Well, you heard it here first on March 2nd in our March preview post. And if you don’t want to click through, here’s what we said: “Prediction: “The Hunger Games” breaks the March opening weekend box office record and cruises to $275 million in the U.S.” The current all-time March opening record is held by “Alice In Wonderland,” which brought in $116.1 million. So we’re on record as saying Jennifer Lawrence and company will bring in over $116 million. And at this point, it’s completely rational to think topping $138.1 is possible. Why?
Legions of Fans. And boy, do I mean legions. Mind you, we’re not talking “Harry Potter” legions, but this is a loyal, hardcore group of folks. Heck, entire families on my street have read the book. This isn’t a mom and a son going to see a film—this is a family outing. “The Hunger Games” book sold a crapload of books prior to the past few months. But since audiences have learned the film is around the corner, the book has gone viral. Look at the Amazon.com bestseller list—3 of the top 4 books are the Trilogy. The book is still picking up steam, and a deeper audience is coming in full force.

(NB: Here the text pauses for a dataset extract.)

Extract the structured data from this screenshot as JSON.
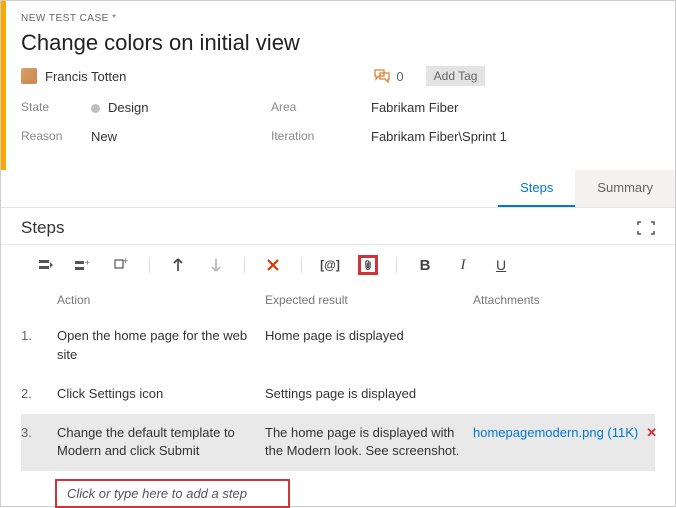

Advance ticket sales. We know that first day advance ticket sales broke all previous records for Fandango. Hundreds of showtimes sold out the first day, and advance tickets continue to sell. It’s pretty easy to track numbers when you know how many tickets have been sold. It wouldn’t surprise us to see $40 million in pre-sales for opening weekend.
Lionsgate’s Marketing. We’ve said time and again that Lionsgate’s run-up marketing campaign is the best we’ve seen in probably 25 years. At this point, the marketing campaign for this film should be put in a top 10 ALL TIME. Yes, all time. From an outstanding Twitter campaign, advance showing contests, incorporating charity with the film, and brilliantly releasing photos, interviews, and clips, Lionsgate has transformed the audience for “The Hunger Games. A little over 3 months ago, this film was a niche film that was going to bring in respectable numbers on the backs of hardcore fans. As of today, the audience now includes massively growing numbers of folks that haven’t read the books. And Lionsgate did this on the cheap. They didn’t toss out millions on a Super Bowl Commercial and crash the airwaves with ad after ad (like Disney did with “John Carter”). They did it with new media, and by empowering potential moviegoers. The audience was part of this campaign, and as a result, they’ll see the film out of loyalty. It’s a campaign that will be taught in film schools for years to come—or it should be.
So THAT’s why this film is tracking so well. And we won’t tell you we told you so—just remember where you heard it first. :)